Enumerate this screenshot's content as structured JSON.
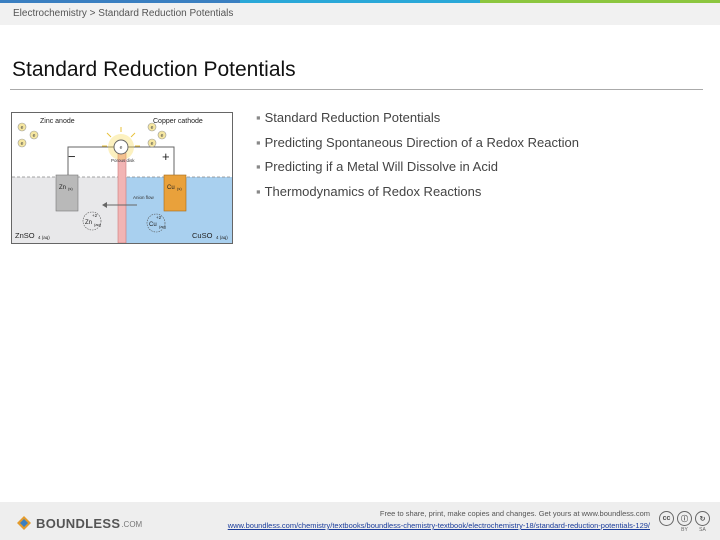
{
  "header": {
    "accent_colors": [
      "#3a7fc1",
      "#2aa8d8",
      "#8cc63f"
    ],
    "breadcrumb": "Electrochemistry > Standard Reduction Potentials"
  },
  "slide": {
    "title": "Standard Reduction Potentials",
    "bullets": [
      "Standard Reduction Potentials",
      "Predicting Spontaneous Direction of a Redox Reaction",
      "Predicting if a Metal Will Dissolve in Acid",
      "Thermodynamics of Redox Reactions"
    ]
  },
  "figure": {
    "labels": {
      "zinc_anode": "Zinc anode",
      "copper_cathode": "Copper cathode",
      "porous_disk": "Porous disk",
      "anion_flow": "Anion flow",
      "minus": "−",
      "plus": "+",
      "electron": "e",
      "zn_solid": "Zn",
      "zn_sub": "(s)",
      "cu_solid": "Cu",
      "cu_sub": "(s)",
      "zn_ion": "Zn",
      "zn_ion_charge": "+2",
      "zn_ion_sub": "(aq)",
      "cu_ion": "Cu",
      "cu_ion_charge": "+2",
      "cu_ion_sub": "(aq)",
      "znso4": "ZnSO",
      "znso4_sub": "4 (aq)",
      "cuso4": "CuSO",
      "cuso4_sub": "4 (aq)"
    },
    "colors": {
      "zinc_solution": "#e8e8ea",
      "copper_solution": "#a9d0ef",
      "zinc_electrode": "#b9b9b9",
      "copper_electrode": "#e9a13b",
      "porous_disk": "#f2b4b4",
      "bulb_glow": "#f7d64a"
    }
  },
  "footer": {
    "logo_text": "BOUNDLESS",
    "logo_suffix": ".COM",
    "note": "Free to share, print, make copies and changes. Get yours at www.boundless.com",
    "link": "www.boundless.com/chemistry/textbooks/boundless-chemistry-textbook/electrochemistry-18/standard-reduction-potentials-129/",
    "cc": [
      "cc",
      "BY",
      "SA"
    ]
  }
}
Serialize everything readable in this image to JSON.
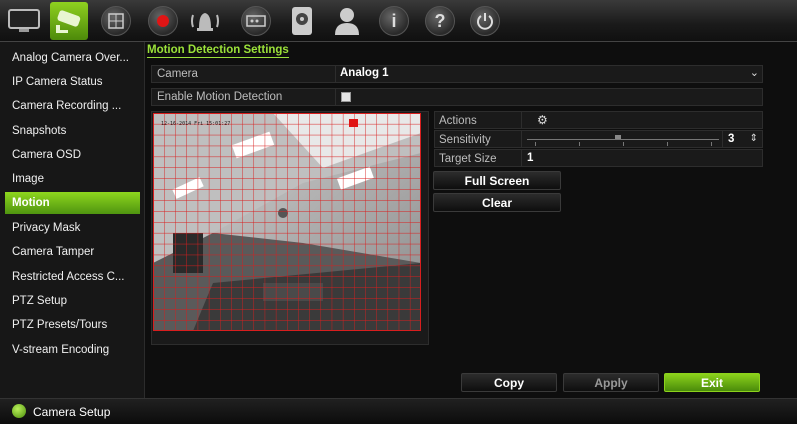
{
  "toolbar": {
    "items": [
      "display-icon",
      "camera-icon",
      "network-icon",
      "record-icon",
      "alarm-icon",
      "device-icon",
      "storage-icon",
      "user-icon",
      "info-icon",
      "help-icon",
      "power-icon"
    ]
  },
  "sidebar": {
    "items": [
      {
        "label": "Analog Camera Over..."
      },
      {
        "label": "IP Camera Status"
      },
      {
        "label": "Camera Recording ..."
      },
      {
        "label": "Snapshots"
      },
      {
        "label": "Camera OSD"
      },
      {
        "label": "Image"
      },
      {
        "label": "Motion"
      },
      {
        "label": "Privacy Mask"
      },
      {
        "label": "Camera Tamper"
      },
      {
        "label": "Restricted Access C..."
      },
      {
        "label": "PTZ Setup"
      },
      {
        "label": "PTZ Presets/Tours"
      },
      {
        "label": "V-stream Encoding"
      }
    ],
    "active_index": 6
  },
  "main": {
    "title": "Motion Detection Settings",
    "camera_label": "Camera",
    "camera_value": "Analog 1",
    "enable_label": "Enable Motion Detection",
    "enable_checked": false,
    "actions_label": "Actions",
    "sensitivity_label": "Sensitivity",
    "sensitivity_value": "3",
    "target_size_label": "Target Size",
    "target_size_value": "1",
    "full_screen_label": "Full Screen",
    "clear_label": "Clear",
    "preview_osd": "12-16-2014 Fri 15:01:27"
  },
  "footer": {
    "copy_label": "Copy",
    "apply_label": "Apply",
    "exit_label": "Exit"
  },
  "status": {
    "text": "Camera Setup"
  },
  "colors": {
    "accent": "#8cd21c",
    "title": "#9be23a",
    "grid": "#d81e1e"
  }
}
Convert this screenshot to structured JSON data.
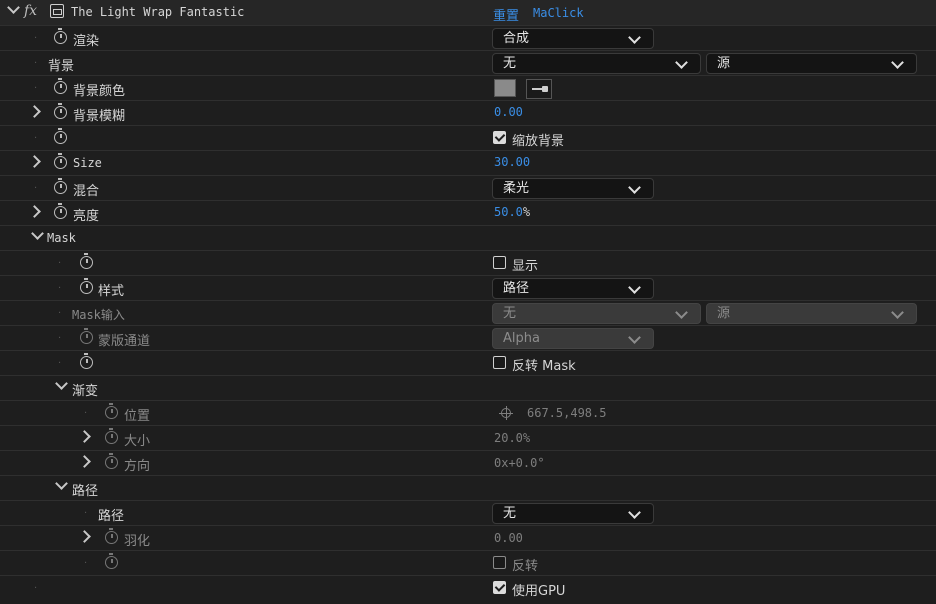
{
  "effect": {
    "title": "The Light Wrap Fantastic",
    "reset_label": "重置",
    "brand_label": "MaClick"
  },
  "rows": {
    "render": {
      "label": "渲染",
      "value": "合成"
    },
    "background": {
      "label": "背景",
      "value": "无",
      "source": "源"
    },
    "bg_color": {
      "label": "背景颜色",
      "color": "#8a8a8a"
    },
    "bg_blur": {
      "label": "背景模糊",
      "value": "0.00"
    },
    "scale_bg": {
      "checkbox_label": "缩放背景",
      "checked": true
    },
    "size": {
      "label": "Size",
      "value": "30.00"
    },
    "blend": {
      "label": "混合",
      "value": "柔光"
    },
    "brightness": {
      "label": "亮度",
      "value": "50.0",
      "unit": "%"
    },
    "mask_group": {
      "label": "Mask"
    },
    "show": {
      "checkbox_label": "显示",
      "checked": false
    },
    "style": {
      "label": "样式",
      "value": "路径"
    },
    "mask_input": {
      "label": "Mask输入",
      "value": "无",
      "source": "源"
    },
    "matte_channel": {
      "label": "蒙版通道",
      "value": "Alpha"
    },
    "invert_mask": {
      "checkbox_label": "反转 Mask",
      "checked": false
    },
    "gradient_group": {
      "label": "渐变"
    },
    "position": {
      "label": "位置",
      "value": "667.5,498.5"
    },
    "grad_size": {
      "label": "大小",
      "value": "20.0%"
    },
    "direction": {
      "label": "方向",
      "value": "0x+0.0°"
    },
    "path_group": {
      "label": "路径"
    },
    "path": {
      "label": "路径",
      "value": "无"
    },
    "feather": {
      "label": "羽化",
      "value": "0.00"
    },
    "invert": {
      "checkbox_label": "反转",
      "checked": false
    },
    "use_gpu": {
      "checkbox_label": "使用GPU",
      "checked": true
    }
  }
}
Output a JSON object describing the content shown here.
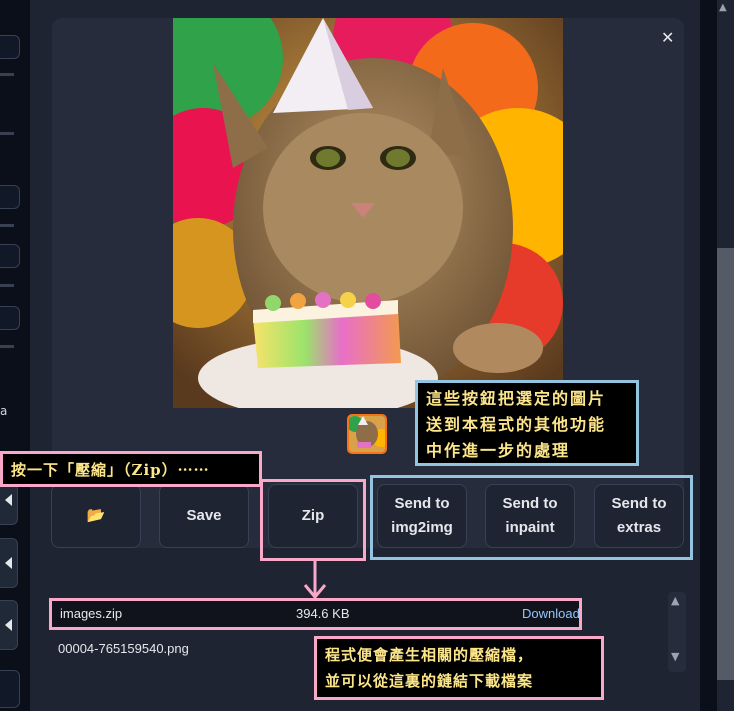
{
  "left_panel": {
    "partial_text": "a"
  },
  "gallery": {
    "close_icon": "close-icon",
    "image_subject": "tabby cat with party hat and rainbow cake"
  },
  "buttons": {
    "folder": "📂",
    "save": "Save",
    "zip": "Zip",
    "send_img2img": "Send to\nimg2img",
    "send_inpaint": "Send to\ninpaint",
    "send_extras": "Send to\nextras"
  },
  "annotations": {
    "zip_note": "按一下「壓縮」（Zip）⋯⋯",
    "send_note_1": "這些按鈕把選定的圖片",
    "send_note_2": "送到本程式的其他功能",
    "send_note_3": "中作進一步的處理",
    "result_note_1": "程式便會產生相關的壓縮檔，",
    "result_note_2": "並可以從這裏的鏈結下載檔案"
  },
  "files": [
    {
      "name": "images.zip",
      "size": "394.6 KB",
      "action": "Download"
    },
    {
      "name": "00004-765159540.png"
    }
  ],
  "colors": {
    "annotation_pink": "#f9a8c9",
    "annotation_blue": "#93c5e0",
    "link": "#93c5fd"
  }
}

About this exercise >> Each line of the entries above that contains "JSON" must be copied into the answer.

Reply >>
Enumerate this screenshot's content as structured JSON.
Serialize everything readable in this image to JSON.
Convert this screenshot to structured JSON data.
Output a JSON object describing the content shown here.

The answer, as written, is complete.